THE TASK: Restate the whole of the data verbatim, omitting nothing.

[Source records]
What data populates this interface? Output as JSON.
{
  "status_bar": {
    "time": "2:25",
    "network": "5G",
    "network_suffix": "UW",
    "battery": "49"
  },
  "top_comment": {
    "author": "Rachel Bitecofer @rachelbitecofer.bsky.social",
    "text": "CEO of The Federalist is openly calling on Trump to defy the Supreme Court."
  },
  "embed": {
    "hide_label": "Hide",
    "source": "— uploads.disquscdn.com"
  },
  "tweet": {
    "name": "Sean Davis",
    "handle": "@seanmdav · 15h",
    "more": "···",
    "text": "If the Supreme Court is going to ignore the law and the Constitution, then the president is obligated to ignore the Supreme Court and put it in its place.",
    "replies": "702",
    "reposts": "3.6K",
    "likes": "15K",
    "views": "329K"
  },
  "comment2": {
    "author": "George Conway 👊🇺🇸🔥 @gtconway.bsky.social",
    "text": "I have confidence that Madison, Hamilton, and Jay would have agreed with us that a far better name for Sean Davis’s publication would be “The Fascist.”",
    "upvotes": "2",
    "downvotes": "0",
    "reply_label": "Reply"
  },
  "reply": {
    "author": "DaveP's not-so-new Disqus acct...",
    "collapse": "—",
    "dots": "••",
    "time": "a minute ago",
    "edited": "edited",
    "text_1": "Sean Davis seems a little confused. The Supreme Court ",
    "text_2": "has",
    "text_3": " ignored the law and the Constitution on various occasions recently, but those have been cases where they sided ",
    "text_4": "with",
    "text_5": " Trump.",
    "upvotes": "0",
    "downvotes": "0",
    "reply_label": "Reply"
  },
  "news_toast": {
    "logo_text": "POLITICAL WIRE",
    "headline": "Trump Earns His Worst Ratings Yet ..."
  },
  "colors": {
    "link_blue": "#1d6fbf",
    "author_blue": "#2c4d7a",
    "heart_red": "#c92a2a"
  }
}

ANSWER TO THE EXERCISE:
What data populates this interface? Output as JSON.
{
  "status_bar": {
    "time": "2:25",
    "network": "5G",
    "network_suffix": "UW",
    "battery": "49"
  },
  "top_comment": {
    "author": "Rachel Bitecofer @rachelbitecofer.bsky.social",
    "text": "CEO of The Federalist is openly calling on Trump to defy the Supreme Court."
  },
  "embed": {
    "hide_label": "Hide",
    "source": "— uploads.disquscdn.com"
  },
  "tweet": {
    "name": "Sean Davis",
    "handle": "@seanmdav · 15h",
    "more": "···",
    "text": "If the Supreme Court is going to ignore the law and the Constitution, then the president is obligated to ignore the Supreme Court and put it in its place.",
    "replies": "702",
    "reposts": "3.6K",
    "likes": "15K",
    "views": "329K"
  },
  "comment2": {
    "author": "George Conway 👊🇺🇸🔥 @gtconway.bsky.social",
    "text": "I have confidence that Madison, Hamilton, and Jay would have agreed with us that a far better name for Sean Davis’s publication would be “The Fascist.”",
    "upvotes": "2",
    "downvotes": "0",
    "reply_label": "Reply"
  },
  "reply": {
    "author": "DaveP's not-so-new Disqus acct...",
    "collapse": "—",
    "dots": "••",
    "time": "a minute ago",
    "edited": "edited",
    "text_1": "Sean Davis seems a little confused. The Supreme Court ",
    "text_2": "has",
    "text_3": " ignored the law and the Constitution on various occasions recently, but those have been cases where they sided ",
    "text_4": "with",
    "text_5": " Trump.",
    "upvotes": "0",
    "downvotes": "0",
    "reply_label": "Reply"
  },
  "news_toast": {
    "logo_text": "POLITICAL WIRE",
    "headline": "Trump Earns His Worst Ratings Yet ..."
  },
  "colors": {
    "link_blue": "#1d6fbf",
    "author_blue": "#2c4d7a",
    "heart_red": "#c92a2a"
  }
}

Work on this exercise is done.